- The number of required security patches and updates to security products during the past 12 months has so overwhelmed IT managers at most companies that the process now places network security at greater risk, a new UK study concludes.
The study, conducted by UK-based managed security service provider Activis, a subsidiary of Germany-based Articon-Integralis, found that security managers at a company with an IT infrastructure consisting of only eight firewalls and nine servers would have had to make 1315 updates to those systems in the past nine months alone, equal to five updates per working day. That number is based on the total number of updates and patches released during that time frame by some of the major software and security vendors.
In addition, IT managers at companies of this size would have to manage more than 500,000 log file entries every day. Each firewall generates an average of 200,000 to 300,000 log entries and 20 alerts per day, according to the Activis study. Likewise, each network sensor will generate between 20 and 50 console alerts per day, and each server sensor will generate between one and 20 console alerts per day, the study found.
John Cheney, managing director of Activis, said the study looked at a typical configuration used by most companies, including Microsoft's NT Servers, SQL Server and Exchange; Checkpoint Software Technologies's firewall products; Sophos's antivirus applications; and Internet Security Systems's RealSecure network and server scanners.
Although most software vendors advise companies to install every patch that is issued, Cheney said, "with many organisations using hundreds of servers, it is unrealistic to expect them to update every server with every new patch." If installing patches and updating systems for security vulnerabilities overwhelms IT managers, Cheney recommends that they start with public-facing systems such as internet sites and web portals.
And while companies like Microsoft have attacked the problem of patch management with several recent automated tools, Cheney said automated installation and downtime related to rebooting servers after patches are installed are major challenges the security industry must still address.
An IT manager at a large commercial banks in the Northeast, who spoke on condition of anonymity, said there are often more changes and details to track than there are people to do the work.

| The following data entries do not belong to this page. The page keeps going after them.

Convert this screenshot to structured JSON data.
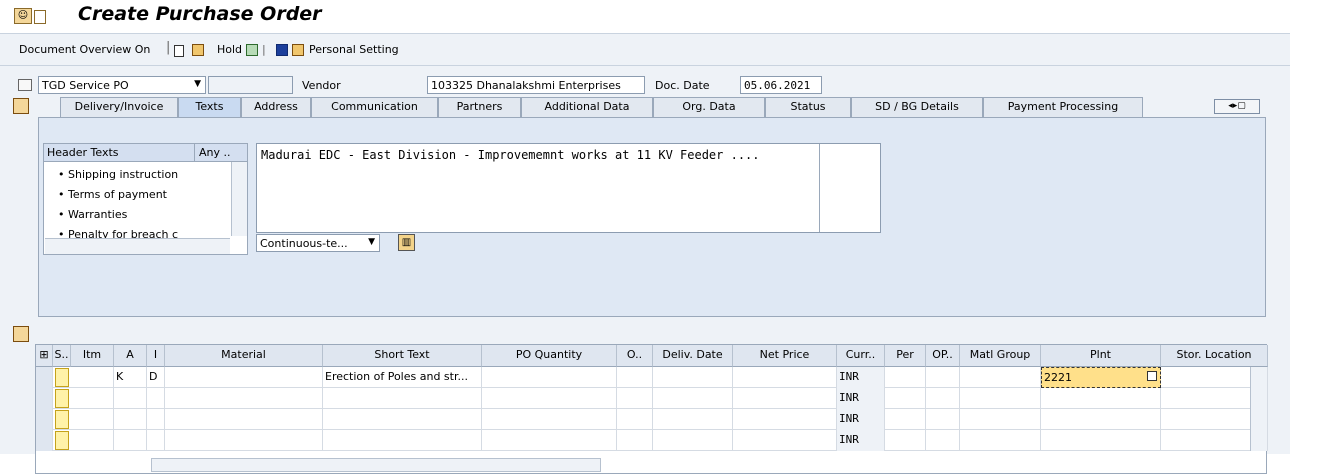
{
  "window": {
    "title": "Create Purchase Order"
  },
  "toolbar": {
    "doc_overview": "Document Overview On",
    "hold": "Hold",
    "personal_setting": "Personal Setting"
  },
  "header": {
    "doc_type": "TGD Service PO",
    "vendor_label": "Vendor",
    "vendor_value": "103325 Dhanalakshmi Enterprises",
    "doc_date_label": "Doc. Date",
    "doc_date_value": "05.06.2021"
  },
  "tabs": [
    "Delivery/Invoice",
    "Texts",
    "Address",
    "Communication",
    "Partners",
    "Additional Data",
    "Org. Data",
    "Status",
    "SD / BG Details",
    "Payment Processing"
  ],
  "texts_panel": {
    "header_col": "Header Texts",
    "any_col": "Any ..",
    "items": [
      "• Shipping instruction",
      "• Terms of payment",
      "• Warranties",
      "• Penalty for breach c"
    ],
    "editor_text": "Madurai EDC - East Division - Improvememnt works at 11 KV Feeder ....",
    "format_select": "Continuous-te..."
  },
  "grid": {
    "columns": [
      "S..",
      "Itm",
      "A",
      "I",
      "Material",
      "Short Text",
      "PO Quantity",
      "O..",
      "Deliv. Date",
      "Net Price",
      "Curr..",
      "Per",
      "OP..",
      "Matl Group",
      "Plnt",
      "Stor. Location"
    ],
    "rows": [
      {
        "A": "K",
        "I": "D",
        "short_text": "Erection of Poles and str...",
        "curr": "INR",
        "plnt": "2221"
      },
      {
        "A": "",
        "I": "",
        "short_text": "",
        "curr": "INR",
        "plnt": ""
      },
      {
        "A": "",
        "I": "",
        "short_text": "",
        "curr": "INR",
        "plnt": ""
      },
      {
        "A": "",
        "I": "",
        "short_text": "",
        "curr": "INR",
        "plnt": ""
      }
    ]
  }
}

As a result, a security "exposure or misconfiguration is always possible," the manager said.
In most cases, however, these exposures and misconfigurations are obscure flaws in the logic that don't enable hackers to gain entry, but instead lock legitimate users out of the network, the bank IT manager said.
In a recent interview, David John, first vice president and CIO of Bayerische Landesbank Girozentrale, a Munich-based bank with offices in the US, acknowledged the importance of having enough human resources to get the job done properly.
"Although IT security and infrastructure are necessary, they often neglect the obvious fact that no matter how sound your design, without administrators, operators and required support personnel, what good is it?" said John.
Landesbank is currently researching metadirectories to simplify administration and free up resources to concentrate on security, he said.
John Pescatore, an analyst at Stamford, Connecticut-based Gartner, said the recent economic downturn, combined with the heightened sense of security awareness, has forced many of his corporate clients to increase their focus on intrusion detection and managed vulnerability scanning.